Scale refers to an insect infestation that occurs almost exclusively on perennial shrubs and trees. Numerous species of scale insects exist and when a specific species attacks a host that is vulnerable to it, this unfortunate event can quickly kill the plant. That said, other species of scale will cause no damage, and most scale species are innocuous in moderate numbers. Adult male scales are almost never seen. Female and immature -- properly called nymphal -- scale of both sexes appear as round or oval lumps, are immobile, have no identifiable head or body parts and are wingless. Adult males do not feed; juvenile males and both juvenile and adult females suck sap from the host plant through tiny strawlike mouth parts. An infestation of scale effects all parts of a plant, including bark, leaf and fruit, but in palm trees is most prevalent on the leaves.

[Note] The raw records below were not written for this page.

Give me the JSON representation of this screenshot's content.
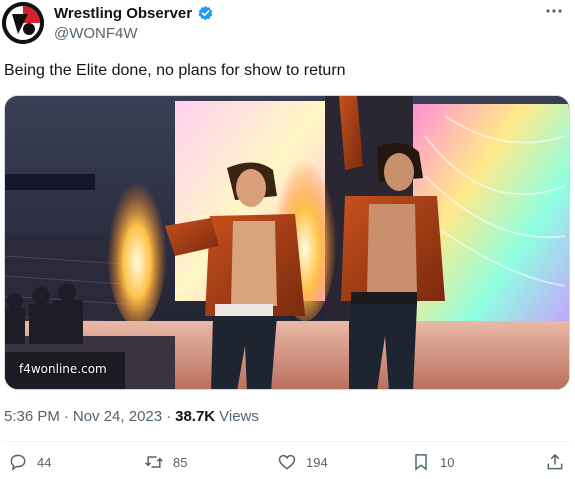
{
  "author": {
    "display_name": "Wrestling Observer",
    "handle": "@WONF4W",
    "verified": true
  },
  "post": {
    "text": "Being the Elite done, no plans for show to return",
    "media_watermark": "f4wonline.com"
  },
  "meta": {
    "time": "5:36 PM",
    "separator": "·",
    "date": "Nov 24, 2023",
    "views_count": "38.7K",
    "views_label": "Views"
  },
  "actions": {
    "replies": "44",
    "reposts": "85",
    "likes": "194",
    "bookmarks": "10"
  },
  "colors": {
    "text_primary": "#0f1419",
    "text_secondary": "#536471",
    "verified_blue": "#1d9bf0",
    "divider": "#eff3f4"
  }
}
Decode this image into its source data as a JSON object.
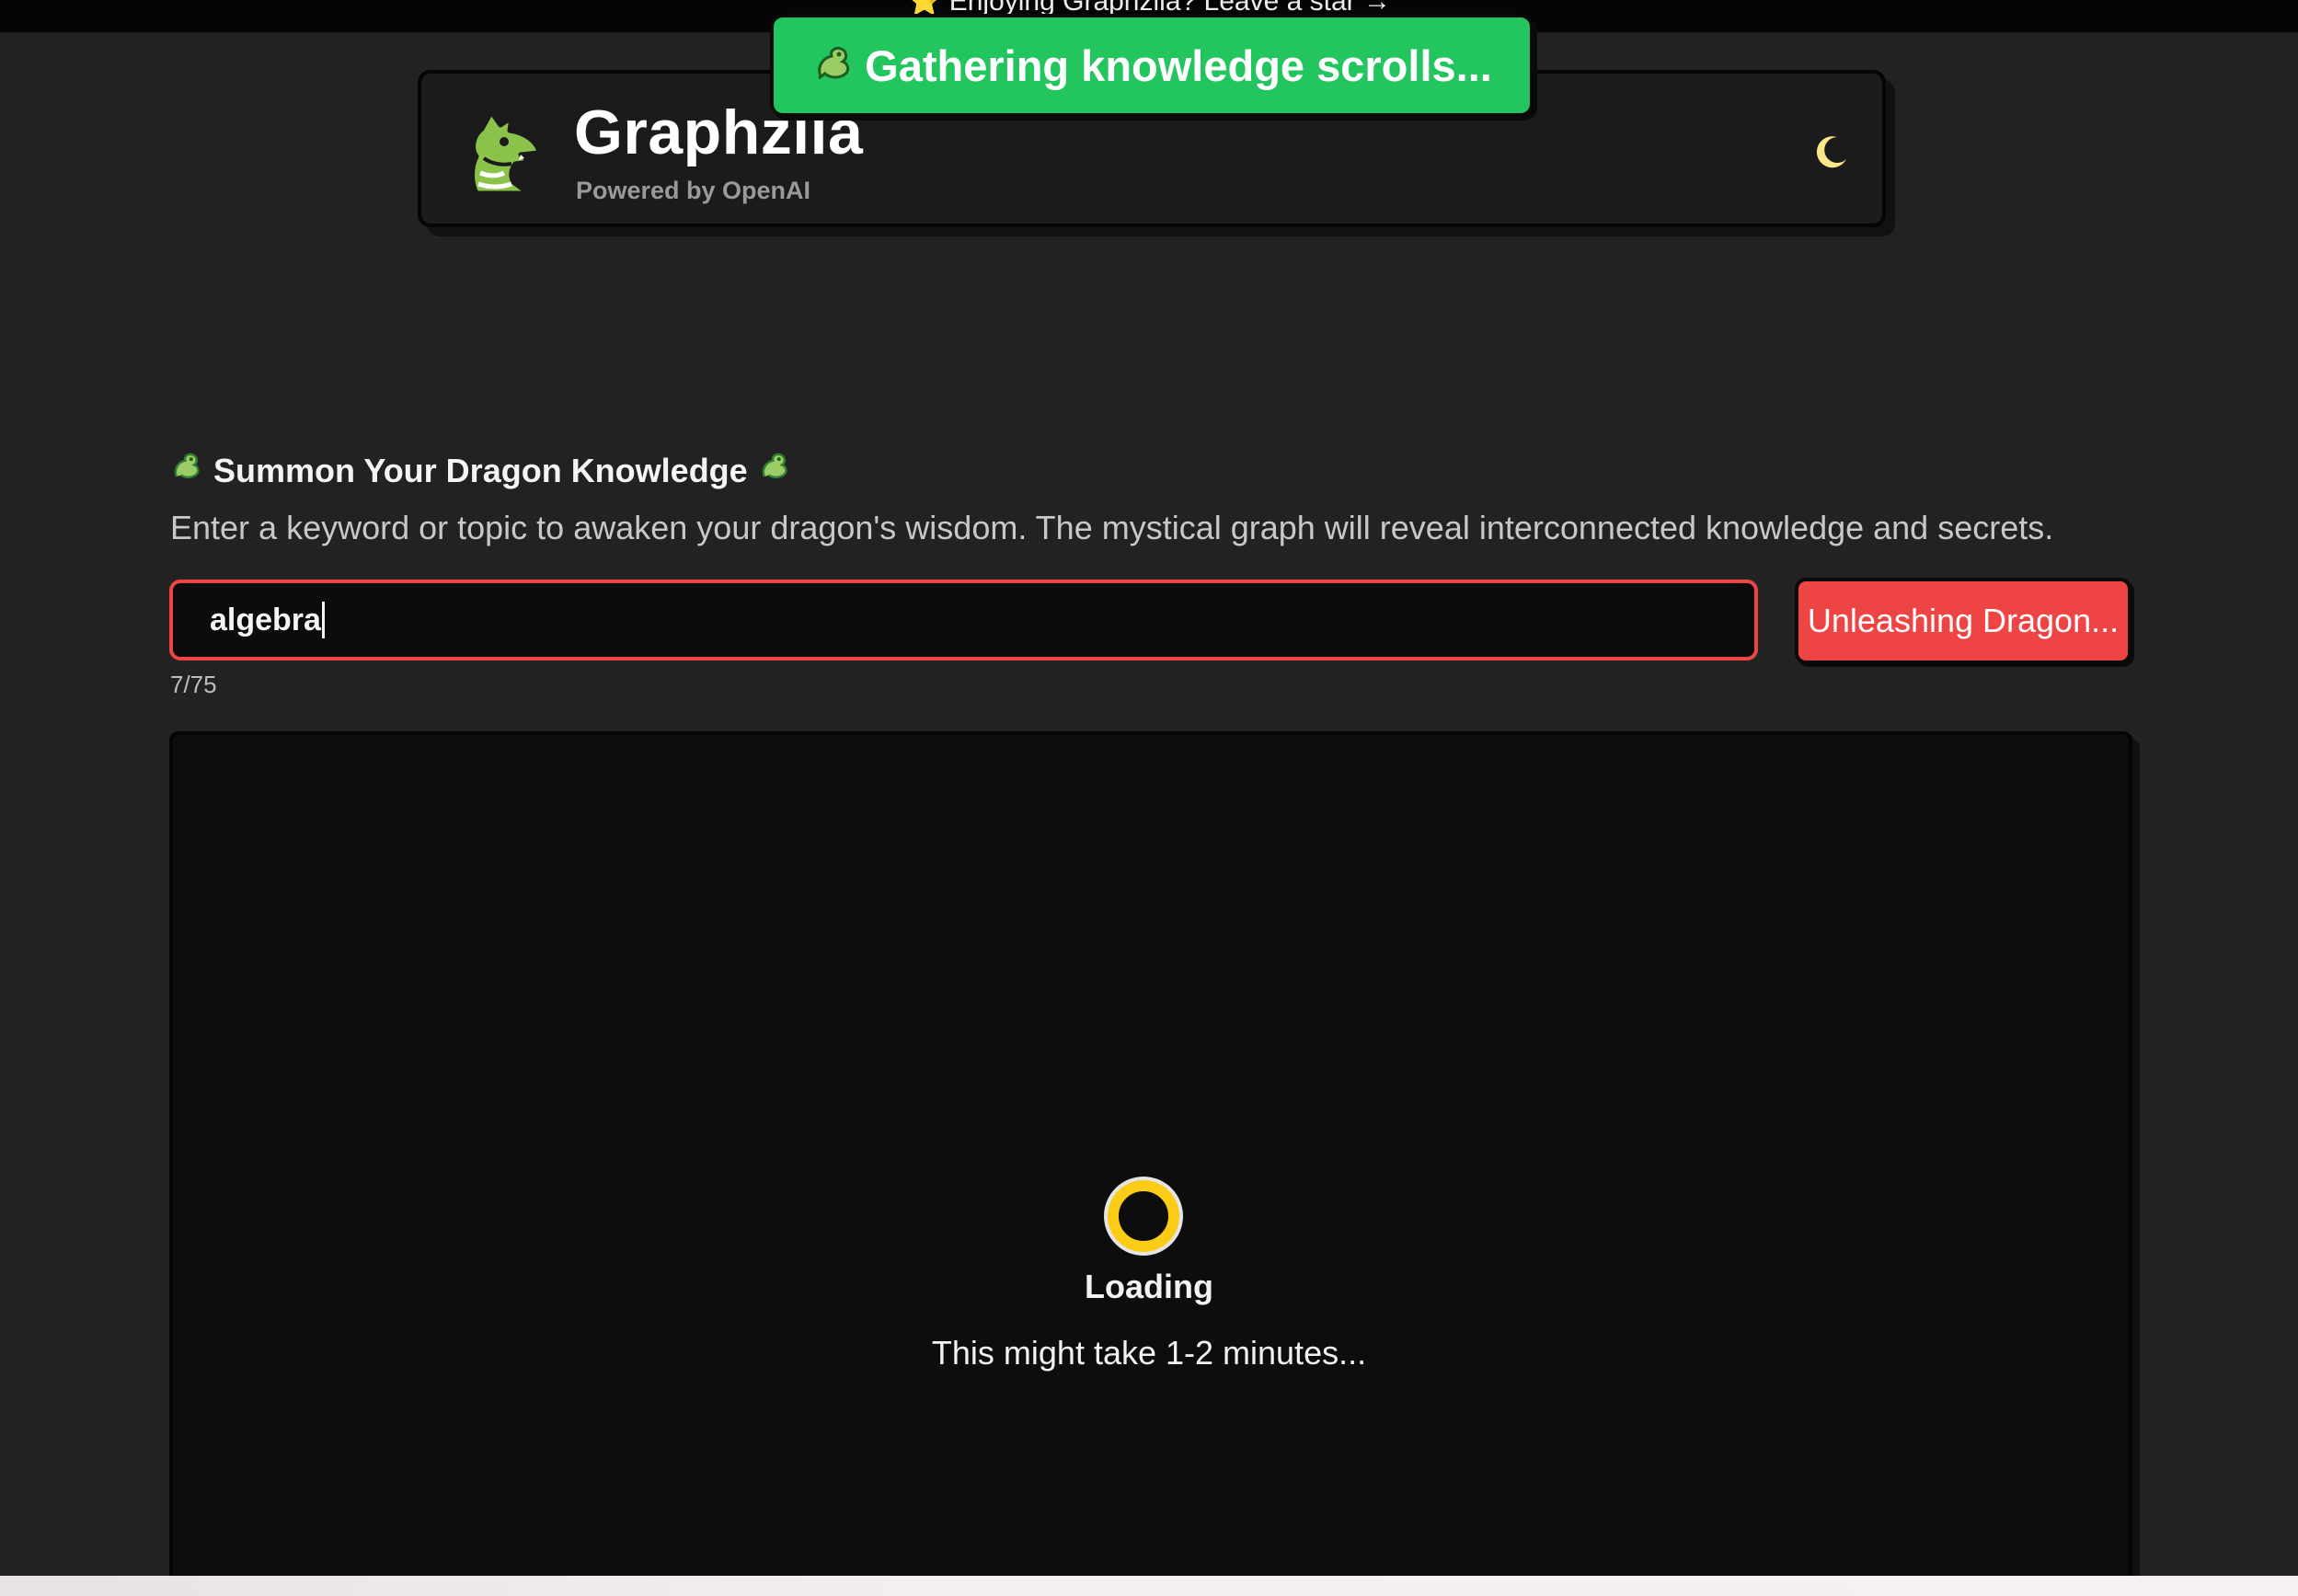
{
  "banner": {
    "text": "⭐ Enjoying Graphzila? Leave a star →"
  },
  "header": {
    "logo_icon": "dragon-logo-icon",
    "title": "Graphzila",
    "subtitle": "Powered by OpenAI",
    "theme_toggle_icon": "moon-icon"
  },
  "toast": {
    "text": "Gathering knowledge scrolls..."
  },
  "summon": {
    "title": "Summon Your Dragon Knowledge",
    "description": "Enter a keyword or topic to awaken your dragon's wisdom. The mystical graph will reveal interconnected knowledge and secrets.",
    "input_value": "algebra",
    "char_count": "7/75",
    "button_label": "Unleashing Dragon..."
  },
  "graph": {
    "loading_label": "Loading",
    "loading_note": "This might take 1-2 minutes..."
  },
  "colors": {
    "background": "#222222",
    "toast": "#22c55e",
    "accent_red": "#ef4444",
    "spinner_yellow": "#facc15",
    "moon": "#fde68a"
  }
}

Identify the species of scale infesting the host plant. This is vital because insecticides balanced to eradicate one species of scale may be entirely ineffective on another. Consult the tables provided by the University of California to identify the specific form encountered. Armored scale live under a platelike, nippled cover that is approximately 1/8 inch in diameter. Euonymus, oystershell, California red and San Jose are some pernicious armored scales. Soft scales reach a maximum length of approximately 1/4 inch, and have a smooth and waxy surface. Black, brown and European fruit scales are some pernicious soft scales. Although less frequently encountered, European elm scale, cottony cushion scale, sycamore scale and oak pit scale can all cause problems.

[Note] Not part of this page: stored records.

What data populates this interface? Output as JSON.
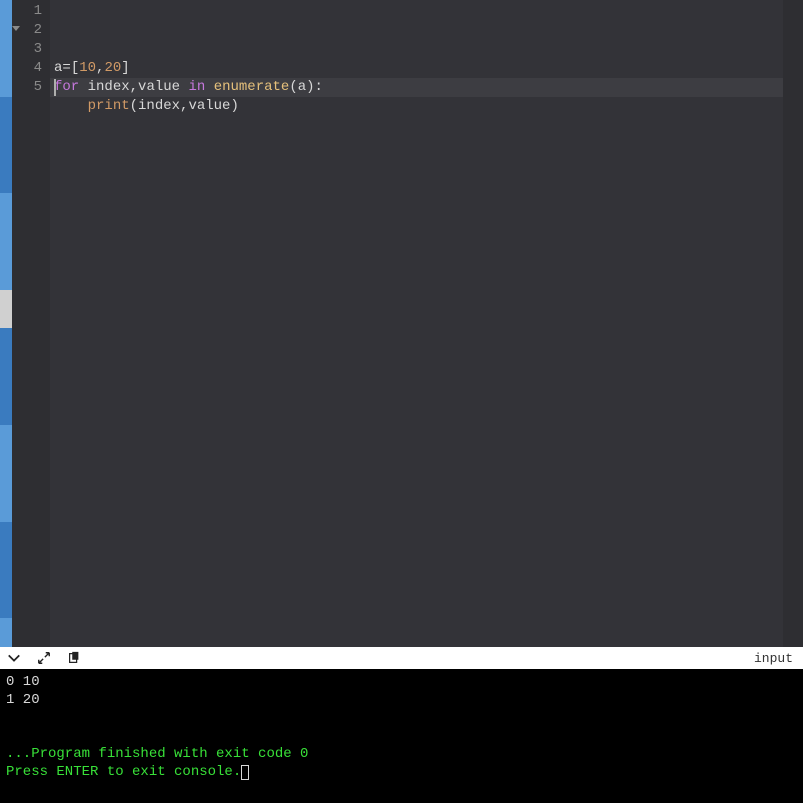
{
  "editor": {
    "language": "python",
    "active_line": 5,
    "fold_line": 2,
    "lines": [
      {
        "num": "1",
        "tokens": [
          {
            "t": "a",
            "c": "tok-id"
          },
          {
            "t": "=",
            "c": "tok-op"
          },
          {
            "t": "[",
            "c": "tok-op"
          },
          {
            "t": "10",
            "c": "tok-num"
          },
          {
            "t": ",",
            "c": "tok-op"
          },
          {
            "t": "20",
            "c": "tok-num"
          },
          {
            "t": "]",
            "c": "tok-op"
          }
        ]
      },
      {
        "num": "2",
        "tokens": [
          {
            "t": "for",
            "c": "tok-kw"
          },
          {
            "t": " ",
            "c": ""
          },
          {
            "t": "index",
            "c": "tok-id"
          },
          {
            "t": ",",
            "c": "tok-op"
          },
          {
            "t": "value",
            "c": "tok-id"
          },
          {
            "t": " ",
            "c": ""
          },
          {
            "t": "in",
            "c": "tok-kw2"
          },
          {
            "t": " ",
            "c": ""
          },
          {
            "t": "enumerate",
            "c": "tok-call"
          },
          {
            "t": "(",
            "c": "tok-op"
          },
          {
            "t": "a",
            "c": "tok-id"
          },
          {
            "t": ")",
            "c": "tok-op"
          },
          {
            "t": ":",
            "c": "tok-op"
          }
        ]
      },
      {
        "num": "3",
        "tokens": [
          {
            "t": "    ",
            "c": ""
          },
          {
            "t": "print",
            "c": "tok-fn"
          },
          {
            "t": "(",
            "c": "tok-op"
          },
          {
            "t": "index",
            "c": "tok-id"
          },
          {
            "t": ",",
            "c": "tok-op"
          },
          {
            "t": "value",
            "c": "tok-id"
          },
          {
            "t": ")",
            "c": "tok-op"
          }
        ]
      },
      {
        "num": "4",
        "tokens": []
      },
      {
        "num": "5",
        "tokens": []
      }
    ]
  },
  "toolbar": {
    "right_label": "input"
  },
  "console": {
    "output": "0 10\n1 20",
    "finish_line1": "...Program finished with exit code 0",
    "finish_line2": "Press ENTER to exit console."
  }
}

Use methods of cultural control to discourage infestation; methods include monitoring and providing accurate irrigation and prompt, appropriate pruning. Palms maintained in over-wet conditions and in soils with poor drainage are more susceptible to dangerous or unattractive scale. Conversely, washing the leaves of infested trees to remove dust will encourage natural scale predators. Prune off any limbs or fronds that have a heavy occupation. Open up the canopy by rigorously cutting back upper foliage; scale is naturally held back by high levels of uninterrupted sun exposure.
Encourage organic resistance to scale by monitoring your plants' environment and allowing natural balance to eradicate -- or at least moderate -- the parasites. The larvae of small parasitic wasps such as Aphytis, Coccophagus, Encarsia and Metaphycus are voracious scale predators, as are many beetles, bugs, lacewings and mites. Predatory Chilocorus, Hyperaspis, Rhyzobius and Asian lady beetles -- almost universally colloquially called ladybugs -- also act as natural control agencies. Eggs and larvae of species that do well in specific locales are often available from special local landscaping suppliers.
Prevent honeydew ants from occupying the area around a plant. Scale can flourish when their natural enemies, such as the vedalia beetle Rodolia cardinalis, are prevented from working by ants tending what are effectively farmed scale herds. Wrap the palm's trunk with a collar of fabric tree wrap and fit wedges into uneven areas, then coat the collar with a sticky substance to arrest the movement of ants up the tree to the areas where they are tending the scale. Move the collars twice a year to avoid damage to the bark.
Spray the infested plant with narrow-range horticultural oil, insecticidal soap or a mixture of oil and soap, in the palm's least active season, usually late winter. The plant must be completely sprayed; trunk, branches and even the underside of fronds. This measure should be taken only when atmospheric moisture, such as fog and rain, is not expected for at least 24 hours. Horticultural oil is most effective on woody, deciduous trees, but may have a positive impact on some palm infestations.
Apply systemic insecticides, which are absorbed into the tree then transferred to the parasite in lethal doses, where spraying and environmental control are not practical options. Use systemic insecticides according to the manufacturer's instructions; some are applied to the tree's roots where they are absorbed, others are injected or implanted into the trunk.
Use contact insecticides such as carbamates, organophosphates and pyrethroids only as a last resort in scale control. Although they are effective in killing the insects, they also cause great disruption in the life cycles of other "friendly" insects and mites. Further, their residues remain present on the trees for extended periods, and this persistence continues to disrupt the presence of the "good bugs."